Quality content, according to an interview with Matt Cutts and Eric Enge, is what Google is really looking for after the Panda and Penguin update. Their algorithm and human editors are looking to filter out from the search results, thin content and content that’s of no value to the visitors.
According to the interview, they were discussing issues of duplicate content or thin content, content that has been paraphrased that really doesn’t add anything useful or unique to the visitor.
You want to have in place, the plan and strategy to find where your market hangs out online. Where do they hang out? What language do they speak? You want to make sure you find out what forums and groups they hang out in.
What social media sites are they on? You have to make sure the people you're trying to reach are even searching online for the products or services that you want to offer.
Once you find out they're online searching for a solution to certain problems your product can solve, make sure you know where to find them online and how to reach them.
because it’s a hot topic and people are jumping aboard doesn’t mean you can put
one on your site without proper planning.
You’ll want to make sure you describe the info graphic properly so people can really digest the information that you’re trying to communicate.
On the subject of big brands and whether Google is giving preference to them, the response was ‘No’ there wasn’t any preference given to the big brands.
However, the big brands do have big budgets so they can go out and advertise online and offline and that brings a lot of attention to their brands. They’re also able to create social signals because they have the budget to do so.

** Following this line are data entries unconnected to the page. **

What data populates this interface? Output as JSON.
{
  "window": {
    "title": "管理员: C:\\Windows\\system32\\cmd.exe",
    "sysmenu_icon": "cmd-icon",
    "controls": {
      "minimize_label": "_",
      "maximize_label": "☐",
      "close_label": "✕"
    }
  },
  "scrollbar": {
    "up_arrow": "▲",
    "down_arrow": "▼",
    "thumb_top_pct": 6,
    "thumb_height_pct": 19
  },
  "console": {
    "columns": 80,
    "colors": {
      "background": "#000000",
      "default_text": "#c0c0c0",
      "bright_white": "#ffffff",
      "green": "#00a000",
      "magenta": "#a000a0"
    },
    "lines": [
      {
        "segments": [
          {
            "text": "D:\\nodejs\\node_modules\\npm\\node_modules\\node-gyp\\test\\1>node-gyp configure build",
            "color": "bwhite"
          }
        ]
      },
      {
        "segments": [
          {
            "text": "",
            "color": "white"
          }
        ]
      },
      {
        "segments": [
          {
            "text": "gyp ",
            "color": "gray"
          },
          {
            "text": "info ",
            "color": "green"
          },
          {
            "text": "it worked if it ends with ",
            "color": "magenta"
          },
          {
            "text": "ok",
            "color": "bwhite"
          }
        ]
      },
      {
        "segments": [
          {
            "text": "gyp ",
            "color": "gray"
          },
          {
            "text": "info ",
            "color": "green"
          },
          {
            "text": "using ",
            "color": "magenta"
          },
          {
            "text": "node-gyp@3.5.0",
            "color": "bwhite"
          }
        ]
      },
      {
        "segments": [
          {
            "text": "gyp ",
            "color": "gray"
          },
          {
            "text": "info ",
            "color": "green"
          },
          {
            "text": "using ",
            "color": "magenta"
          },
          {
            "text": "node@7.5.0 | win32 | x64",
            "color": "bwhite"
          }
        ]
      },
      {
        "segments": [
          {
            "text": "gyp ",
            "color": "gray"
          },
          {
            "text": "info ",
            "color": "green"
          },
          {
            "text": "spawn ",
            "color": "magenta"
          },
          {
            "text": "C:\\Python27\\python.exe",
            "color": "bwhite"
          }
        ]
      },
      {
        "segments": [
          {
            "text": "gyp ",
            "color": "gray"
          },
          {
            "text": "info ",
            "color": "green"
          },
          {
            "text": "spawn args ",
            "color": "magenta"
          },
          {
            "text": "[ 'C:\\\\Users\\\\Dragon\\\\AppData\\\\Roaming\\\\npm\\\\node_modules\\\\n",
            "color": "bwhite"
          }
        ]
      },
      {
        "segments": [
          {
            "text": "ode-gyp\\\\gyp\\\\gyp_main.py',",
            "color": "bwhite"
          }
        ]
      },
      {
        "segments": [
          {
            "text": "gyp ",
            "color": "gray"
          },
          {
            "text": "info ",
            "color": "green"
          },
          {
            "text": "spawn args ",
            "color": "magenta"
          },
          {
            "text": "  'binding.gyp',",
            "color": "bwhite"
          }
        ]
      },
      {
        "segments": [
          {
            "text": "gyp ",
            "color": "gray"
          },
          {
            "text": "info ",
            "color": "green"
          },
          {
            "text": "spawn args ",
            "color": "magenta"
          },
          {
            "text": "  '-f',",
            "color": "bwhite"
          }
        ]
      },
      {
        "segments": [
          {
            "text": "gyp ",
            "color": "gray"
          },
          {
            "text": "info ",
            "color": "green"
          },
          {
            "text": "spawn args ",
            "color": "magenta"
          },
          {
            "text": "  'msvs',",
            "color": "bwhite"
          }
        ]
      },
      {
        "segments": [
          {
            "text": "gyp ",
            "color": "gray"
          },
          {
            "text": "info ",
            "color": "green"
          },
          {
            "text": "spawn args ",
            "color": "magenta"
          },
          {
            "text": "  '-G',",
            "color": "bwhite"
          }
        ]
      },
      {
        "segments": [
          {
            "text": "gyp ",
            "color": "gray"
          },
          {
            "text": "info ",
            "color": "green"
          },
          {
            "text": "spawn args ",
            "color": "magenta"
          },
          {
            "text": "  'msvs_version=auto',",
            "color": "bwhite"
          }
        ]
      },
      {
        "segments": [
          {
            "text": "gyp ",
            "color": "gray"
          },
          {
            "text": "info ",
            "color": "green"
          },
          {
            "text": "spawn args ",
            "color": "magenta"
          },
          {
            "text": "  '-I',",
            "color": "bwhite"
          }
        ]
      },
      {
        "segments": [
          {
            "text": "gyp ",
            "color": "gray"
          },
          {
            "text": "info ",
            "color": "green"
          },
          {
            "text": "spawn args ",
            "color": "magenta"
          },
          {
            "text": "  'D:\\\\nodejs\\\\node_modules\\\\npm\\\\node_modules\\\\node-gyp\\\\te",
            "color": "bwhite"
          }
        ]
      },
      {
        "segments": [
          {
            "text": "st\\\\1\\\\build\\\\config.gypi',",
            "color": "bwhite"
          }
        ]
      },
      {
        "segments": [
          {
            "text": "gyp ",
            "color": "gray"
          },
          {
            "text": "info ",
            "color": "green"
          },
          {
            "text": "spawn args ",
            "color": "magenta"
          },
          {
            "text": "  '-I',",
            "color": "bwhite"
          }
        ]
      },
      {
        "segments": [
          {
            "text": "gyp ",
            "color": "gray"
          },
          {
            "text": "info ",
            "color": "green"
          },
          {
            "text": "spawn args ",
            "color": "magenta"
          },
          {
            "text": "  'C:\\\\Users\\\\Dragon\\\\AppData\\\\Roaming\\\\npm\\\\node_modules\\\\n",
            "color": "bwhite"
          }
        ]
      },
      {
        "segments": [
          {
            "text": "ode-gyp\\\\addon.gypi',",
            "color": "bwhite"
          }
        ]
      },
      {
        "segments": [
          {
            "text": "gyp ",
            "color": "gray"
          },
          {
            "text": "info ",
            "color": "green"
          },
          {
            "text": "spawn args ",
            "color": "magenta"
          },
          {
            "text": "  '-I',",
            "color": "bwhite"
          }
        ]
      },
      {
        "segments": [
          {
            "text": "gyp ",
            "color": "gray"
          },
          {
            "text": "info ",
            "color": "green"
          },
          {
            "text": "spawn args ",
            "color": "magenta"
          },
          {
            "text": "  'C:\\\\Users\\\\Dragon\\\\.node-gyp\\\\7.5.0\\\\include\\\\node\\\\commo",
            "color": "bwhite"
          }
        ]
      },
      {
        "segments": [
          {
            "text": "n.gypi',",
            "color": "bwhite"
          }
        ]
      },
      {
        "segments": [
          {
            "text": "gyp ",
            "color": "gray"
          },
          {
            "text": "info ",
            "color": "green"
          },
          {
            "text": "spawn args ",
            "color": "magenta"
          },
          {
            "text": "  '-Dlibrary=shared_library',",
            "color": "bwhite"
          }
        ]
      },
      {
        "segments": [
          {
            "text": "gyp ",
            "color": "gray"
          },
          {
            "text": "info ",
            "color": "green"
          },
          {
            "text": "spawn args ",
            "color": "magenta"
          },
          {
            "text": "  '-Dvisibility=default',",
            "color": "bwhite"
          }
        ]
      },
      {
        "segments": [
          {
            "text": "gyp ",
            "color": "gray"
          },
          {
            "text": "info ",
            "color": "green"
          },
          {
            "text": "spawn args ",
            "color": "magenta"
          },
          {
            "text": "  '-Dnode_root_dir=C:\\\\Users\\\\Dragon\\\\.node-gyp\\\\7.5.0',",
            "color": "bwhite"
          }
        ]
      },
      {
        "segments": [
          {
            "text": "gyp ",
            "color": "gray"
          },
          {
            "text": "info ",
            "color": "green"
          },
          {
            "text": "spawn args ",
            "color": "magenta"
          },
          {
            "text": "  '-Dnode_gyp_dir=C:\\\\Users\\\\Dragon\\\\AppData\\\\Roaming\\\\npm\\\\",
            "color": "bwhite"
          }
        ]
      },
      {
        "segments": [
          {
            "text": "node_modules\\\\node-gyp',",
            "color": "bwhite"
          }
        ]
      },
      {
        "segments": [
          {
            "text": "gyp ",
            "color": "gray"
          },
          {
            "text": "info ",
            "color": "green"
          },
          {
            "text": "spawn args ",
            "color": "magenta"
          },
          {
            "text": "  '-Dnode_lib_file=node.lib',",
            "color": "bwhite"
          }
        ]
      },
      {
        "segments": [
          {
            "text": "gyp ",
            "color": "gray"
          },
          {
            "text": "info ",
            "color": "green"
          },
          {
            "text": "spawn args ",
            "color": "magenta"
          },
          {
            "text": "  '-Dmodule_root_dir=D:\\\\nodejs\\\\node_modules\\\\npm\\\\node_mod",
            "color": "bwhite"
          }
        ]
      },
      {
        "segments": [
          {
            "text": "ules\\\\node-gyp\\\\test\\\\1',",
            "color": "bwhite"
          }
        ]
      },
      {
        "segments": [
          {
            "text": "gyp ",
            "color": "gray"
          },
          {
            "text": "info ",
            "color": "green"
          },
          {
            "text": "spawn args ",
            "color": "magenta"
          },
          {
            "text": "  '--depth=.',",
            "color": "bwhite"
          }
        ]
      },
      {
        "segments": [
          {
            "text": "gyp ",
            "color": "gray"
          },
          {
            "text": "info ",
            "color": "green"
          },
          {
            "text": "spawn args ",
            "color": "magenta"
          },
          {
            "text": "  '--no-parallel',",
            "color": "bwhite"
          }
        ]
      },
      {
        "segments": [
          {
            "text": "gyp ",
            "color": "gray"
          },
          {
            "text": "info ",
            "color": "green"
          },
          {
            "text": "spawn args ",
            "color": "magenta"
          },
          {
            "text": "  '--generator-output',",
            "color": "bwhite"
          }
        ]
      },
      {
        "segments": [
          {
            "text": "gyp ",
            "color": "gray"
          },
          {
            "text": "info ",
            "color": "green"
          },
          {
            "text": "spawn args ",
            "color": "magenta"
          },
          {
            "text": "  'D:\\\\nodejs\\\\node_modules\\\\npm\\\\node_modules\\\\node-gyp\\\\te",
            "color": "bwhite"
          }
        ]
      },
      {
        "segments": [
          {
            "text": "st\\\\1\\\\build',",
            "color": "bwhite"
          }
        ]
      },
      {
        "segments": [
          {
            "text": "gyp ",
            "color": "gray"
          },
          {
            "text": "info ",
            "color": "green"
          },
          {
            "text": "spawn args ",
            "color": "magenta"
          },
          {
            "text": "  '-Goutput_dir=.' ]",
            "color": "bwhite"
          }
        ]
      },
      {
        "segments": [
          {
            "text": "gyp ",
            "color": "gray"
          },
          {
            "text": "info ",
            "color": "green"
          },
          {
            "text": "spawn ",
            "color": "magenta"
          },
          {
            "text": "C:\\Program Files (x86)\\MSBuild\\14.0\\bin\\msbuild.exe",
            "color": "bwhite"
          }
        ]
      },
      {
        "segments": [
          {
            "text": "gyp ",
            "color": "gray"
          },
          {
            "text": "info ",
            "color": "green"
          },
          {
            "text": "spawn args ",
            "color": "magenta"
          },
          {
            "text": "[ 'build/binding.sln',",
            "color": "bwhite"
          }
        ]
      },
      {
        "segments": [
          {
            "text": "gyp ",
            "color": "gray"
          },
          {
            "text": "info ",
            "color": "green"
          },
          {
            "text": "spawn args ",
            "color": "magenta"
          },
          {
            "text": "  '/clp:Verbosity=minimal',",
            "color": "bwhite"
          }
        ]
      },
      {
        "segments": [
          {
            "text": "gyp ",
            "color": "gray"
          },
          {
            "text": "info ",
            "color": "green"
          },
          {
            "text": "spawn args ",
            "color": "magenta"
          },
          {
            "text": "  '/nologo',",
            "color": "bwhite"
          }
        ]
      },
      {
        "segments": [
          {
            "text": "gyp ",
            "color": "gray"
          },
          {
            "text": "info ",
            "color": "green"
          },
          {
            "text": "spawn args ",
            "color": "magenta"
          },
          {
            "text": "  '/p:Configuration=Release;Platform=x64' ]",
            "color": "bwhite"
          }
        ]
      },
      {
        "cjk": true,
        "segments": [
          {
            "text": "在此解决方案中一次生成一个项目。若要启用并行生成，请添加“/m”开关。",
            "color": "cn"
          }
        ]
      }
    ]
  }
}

Matt Cutts was saying that Google’s becoming more proficient at detecting duplicate content and link spam. They’re only going to get better at it in the future, so the best thing you can do is to follow Google’s terms of service and focus on marketing and promoting your website.
This way you will attract natural quality links and create a buzz for your brand without risking being dropped in the search rankings or violating any terms of service.
One final example of how real world experience comes into play: We own a couple of quality content sites and we have Google AdSense on the sites.
Google’s AdSense optimization team contacted us and they encouraged us to place 3 Ad units on our pages rather than just one. So we took their advice and we added the additional ad units to our quality content and it doubled our click through rate.
This is something we’ve actually done and saw results. So if we were to advise a client on how to optimize their click through rate, we’d have a point of reference through our real world experience.
But if we hadn’t had that experience and we just read about Ad sense, we wouldn’t be able to assist our clients based on real world experience.